For instance, the Tapplock one smart lock which unlocks with a finger print sensor, is marketed for its ease of use. Instead of having to carry around extra keys of remember combination codes, the owner would just have to scan their finger print to unlock the lock.
There are a number of tech websites that rant and rave about the safety and reliability of this particular lock (can’t help but wonder if they are being paid to promote it), but it turns out this little smart device has a fatal design flaw.
Tech durability reviewer, JerryRigEverything, tore apart one (well two) of these locks to see how the they worked from the inside out.
After cutting open the first lock with a heavy duty grinder, he discovered that the outer back plate was not secured to the rest of the lock and could easily be twisted out of place. Digging deeper, he found that the inner protective plates were held in place with regular Phillips-head screws, and once everything was dismantled, the locking mechanism could be removed.

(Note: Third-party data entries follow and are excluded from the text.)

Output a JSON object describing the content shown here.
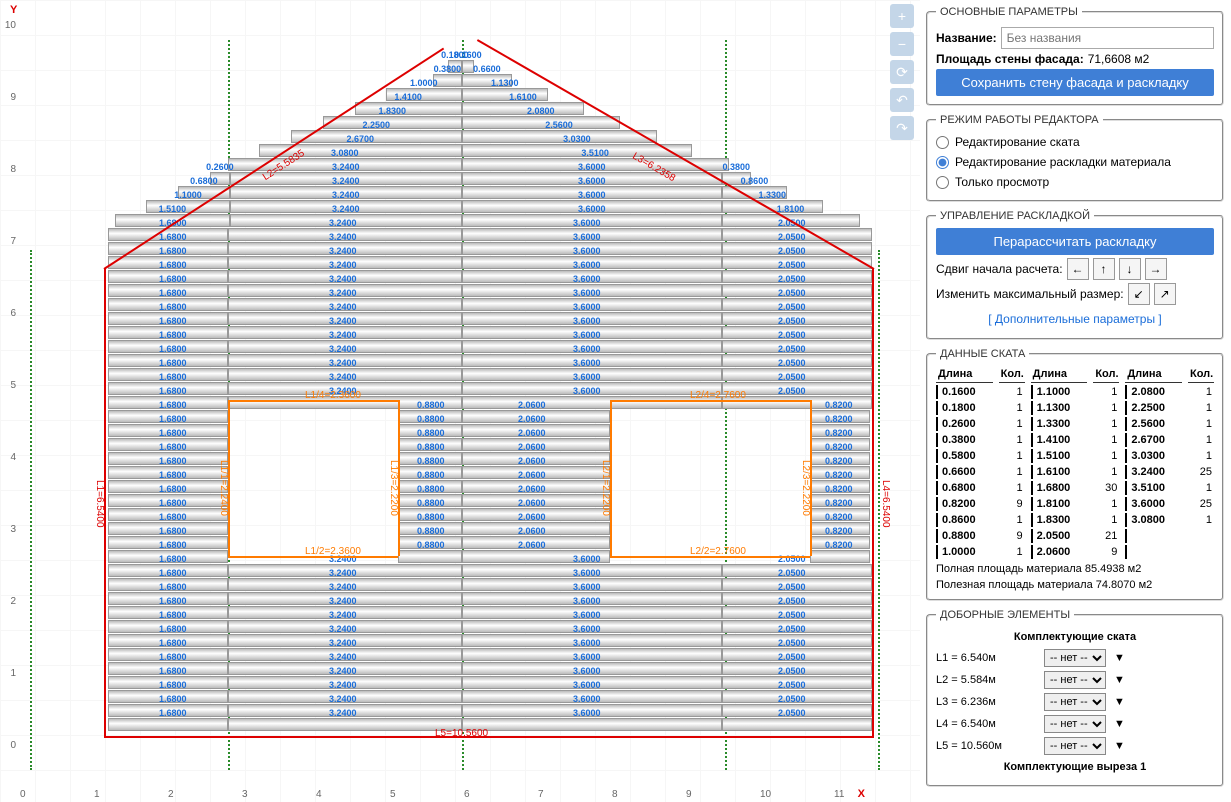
{
  "axes": {
    "yLabel": "Y",
    "xLabel": "X",
    "yTicks": [
      "10",
      "9",
      "8",
      "7",
      "6",
      "5",
      "4",
      "3",
      "2",
      "1",
      "0"
    ],
    "xTicks": [
      "0",
      "1",
      "2",
      "3",
      "4",
      "5",
      "6",
      "7",
      "8",
      "9",
      "10",
      "11"
    ]
  },
  "tools": [
    "plus",
    "minus",
    "refresh",
    "undo",
    "redo"
  ],
  "basic": {
    "title": "ОСНОВНЫЕ ПАРАМЕТРЫ",
    "nameLabel": "Название:",
    "namePlaceholder": "Без названия",
    "areaLabel": "Площадь стены фасада:",
    "areaValue": "71,6608 м2",
    "saveBtn": "Сохранить стену фасада и раскладку"
  },
  "mode": {
    "title": "РЕЖИМ РАБОТЫ РЕДАКТОРА",
    "opts": [
      "Редактирование ската",
      "Редактирование раскладки материала",
      "Только просмотр"
    ],
    "selected": 1
  },
  "layout": {
    "title": "УПРАВЛЕНИЕ РАСКЛАДКОЙ",
    "recalcBtn": "Перарассчитать раскладку",
    "shiftLabel": "Сдвиг начала расчета:",
    "maxSizeLabel": "Изменить максимальный размер:",
    "extra": "[ Дополнительные параметры ]"
  },
  "skatData": {
    "title": "ДАННЫЕ СКАТА",
    "headers": [
      "Длина",
      "Кол.",
      "Длина",
      "Кол.",
      "Длина",
      "Кол."
    ],
    "rows": [
      [
        "0.1600",
        "1",
        "1.1000",
        "1",
        "2.0800",
        "1"
      ],
      [
        "0.1800",
        "1",
        "1.1300",
        "1",
        "2.2500",
        "1"
      ],
      [
        "0.2600",
        "1",
        "1.3300",
        "1",
        "2.5600",
        "1"
      ],
      [
        "0.3800",
        "1",
        "1.4100",
        "1",
        "2.6700",
        "1"
      ],
      [
        "0.5800",
        "1",
        "1.5100",
        "1",
        "3.0300",
        "1"
      ],
      [
        "0.6600",
        "1",
        "1.6100",
        "1",
        "3.2400",
        "25"
      ],
      [
        "0.6800",
        "1",
        "1.6800",
        "30",
        "3.5100",
        "1"
      ],
      [
        "0.8200",
        "9",
        "1.8100",
        "1",
        "3.6000",
        "25"
      ],
      [
        "0.8600",
        "1",
        "1.8300",
        "1",
        "3.0800",
        "1"
      ],
      [
        "0.8800",
        "9",
        "2.0500",
        "21",
        "",
        ""
      ],
      [
        "1.0000",
        "1",
        "2.0600",
        "9",
        "",
        ""
      ]
    ],
    "fullArea": "Полная площадь материала 85.4938 м2",
    "usefulArea": "Полезная площадь материала 74.8070 м2"
  },
  "accessories": {
    "title": "ДОБОРНЫЕ ЭЛЕМЕНТЫ",
    "sub1": "Комплектующие ската",
    "items": [
      {
        "l": "L1 = 6.540м"
      },
      {
        "l": "L2 = 5.584м"
      },
      {
        "l": "L3 = 6.236м"
      },
      {
        "l": "L4 = 6.540м"
      },
      {
        "l": "L5 = 10.560м"
      }
    ],
    "selNone": "-- нет --",
    "sub2": "Комплектующие выреза 1"
  },
  "diagram": {
    "edgeLabels": {
      "L1": "L1=6.5400",
      "L2": "L2=5.5835",
      "L3": "L3=6.2358",
      "L4": "L4=6.5400",
      "L5": "L5=10.5600"
    },
    "cutLabels": {
      "L1_4": "L1/4=2.3600",
      "L2_4": "L2/4=2.7600",
      "L1_2": "L1/2=2.3600",
      "L2_2": "L2/2=2.7600",
      "L1_1": "L1/1=2.2400",
      "L2_1": "L2/1=2.2200",
      "L1_3": "L1/3=2.2200",
      "L2_3": "L2/3=2.2200"
    },
    "stripValues": {
      "peak": [
        "0.1600",
        "0.1800",
        "0.3800",
        "0.6600",
        "1.0000",
        "1.1300",
        "1.4100",
        "1.6100",
        "1.8300",
        "2.0800",
        "2.2500",
        "2.5600",
        "2.6700",
        "3.0300",
        "3.0800",
        "3.5100"
      ],
      "leftSlope": [
        "0.2600",
        "0.6800",
        "1.1000",
        "1.5100"
      ],
      "rightSlope": [
        "0.3800",
        "0.8600",
        "1.3300",
        "1.8100"
      ],
      "leftCol": "1.6800",
      "midLeft": "3.2400",
      "midRight": "3.6000",
      "rightCol": "2.0500",
      "winMidL": "0.8800",
      "winMidR": "2.0600",
      "winRight": "0.8200"
    }
  }
}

To test his theory, he got a second Tapplock one lock and used a sticky GoPro mount and attached it to the back plate, allowing him to easily twist it off, revealing the battery and protective plates. With a small Phillips-head screwdriver, he easily worked his way inside and unlocked it in just 30 seconds.
It’s surprising that no one caught on to this before. The lock which sells for an MSRP of $100, and as much as $136 on Amazon, is in short a complete waste of money. Until Tapplock fixes this flaw in their next version, buyers should stay clear of this device.
If you happen to use one of these locks to protect your possessions while you are abroad, I would suggest asking for an immediate refund.
You can check out the full teardown video below.